Adrian Willaert (pronounce: AH-dree-ahn VIL-art), (born Flanders about 1490; died Venice, 7 December 1562) was a Flemish composer in the Renaissance period. He was one of the most important composers of his time. He went to Italy when he was young and spent the rest of his life there. He belonged to the group of composers who lived and worked in Venice at the time, and who were known as the “Venetian School”.
He may have been born in Bruges which is now in Belgium, although we are not sure. One of his students, Gioseffo Zarlino, who became a well-known music theorist, said that Willaert went to Paris first to study law, but then decided to study music. In Paris he met Jean Mouton, the main composer of the French royal chapel, and studied with him. Mouton taught him to write music in the style of Josquin, whose music was very polyphonic with the voices imitating one another a lot.
Sometime around 1515 Willaert first went to Rome. There is a story, which is probably true, that Willaert was surprised to find the Pope’s choir singing something he had composed. The choir thought it had been composed by Josquin, who was very famous by then. When the young Willaert told them that he himself was the composer, the choir did not believe the young man, and refused to sing it again.
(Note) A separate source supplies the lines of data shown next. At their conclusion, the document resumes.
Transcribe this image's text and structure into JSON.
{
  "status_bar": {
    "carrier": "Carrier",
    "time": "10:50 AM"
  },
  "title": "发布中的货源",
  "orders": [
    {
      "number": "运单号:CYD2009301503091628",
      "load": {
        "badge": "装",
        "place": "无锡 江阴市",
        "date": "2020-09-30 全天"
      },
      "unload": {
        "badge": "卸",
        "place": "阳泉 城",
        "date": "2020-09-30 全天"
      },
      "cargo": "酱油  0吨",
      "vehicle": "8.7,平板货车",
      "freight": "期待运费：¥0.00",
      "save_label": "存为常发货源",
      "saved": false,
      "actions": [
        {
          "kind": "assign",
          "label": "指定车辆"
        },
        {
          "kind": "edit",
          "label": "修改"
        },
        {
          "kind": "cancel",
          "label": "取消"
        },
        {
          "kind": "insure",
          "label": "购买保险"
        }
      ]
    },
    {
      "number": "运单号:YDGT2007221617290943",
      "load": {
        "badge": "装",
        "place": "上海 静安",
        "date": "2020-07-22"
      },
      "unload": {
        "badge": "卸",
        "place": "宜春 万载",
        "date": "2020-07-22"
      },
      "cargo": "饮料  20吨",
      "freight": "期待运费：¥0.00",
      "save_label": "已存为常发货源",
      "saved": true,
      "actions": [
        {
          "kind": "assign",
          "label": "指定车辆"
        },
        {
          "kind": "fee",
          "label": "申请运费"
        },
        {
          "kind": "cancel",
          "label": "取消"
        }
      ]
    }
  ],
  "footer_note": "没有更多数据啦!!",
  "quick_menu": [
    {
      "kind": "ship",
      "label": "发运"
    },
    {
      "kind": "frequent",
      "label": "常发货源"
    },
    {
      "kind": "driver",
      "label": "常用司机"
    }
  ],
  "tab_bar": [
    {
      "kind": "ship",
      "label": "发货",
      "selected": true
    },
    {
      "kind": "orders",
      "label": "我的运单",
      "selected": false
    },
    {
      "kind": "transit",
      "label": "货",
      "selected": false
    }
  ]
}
In July 1515, Willaert worked for the Cardinal Ippolito I d'Este of Ferrara. Ippolito liked to travel, and he often took Willaert and other musicians with him to places such as Hungary, where he probably spent two years, from 1517 to 1519. When Ippolito died in 1520, Willaert worked for Duke Alfonso d'Este of Ferrara. In 1522 Willaert had a job at the court chapel of Duke Alfonso; he stayed there until 1525.
Willaert then got the most important musical job in the whole of Europe at that time: he became maestro di cappella (director of music) at the church of St. Mark's at Venice. The director who had been there before had not been very good, so Willaert made the music in that church really great again. He stayed in that job until his death. He was very famous and young composers came from all over Europe to study with him and learn how to be a composer.
Musical style and influence [change]
Willaert was one of the greatest composers of the Renaissance and the most important composer in Europe between the death of Josquin and the time of Palestrina.
- The New Grove Dictionary of Music and Musicians, ed. Stanley Sadie. 20 vol. London, Macmillan Publishers Ltd., 1980. ISBN 1-56159-174-2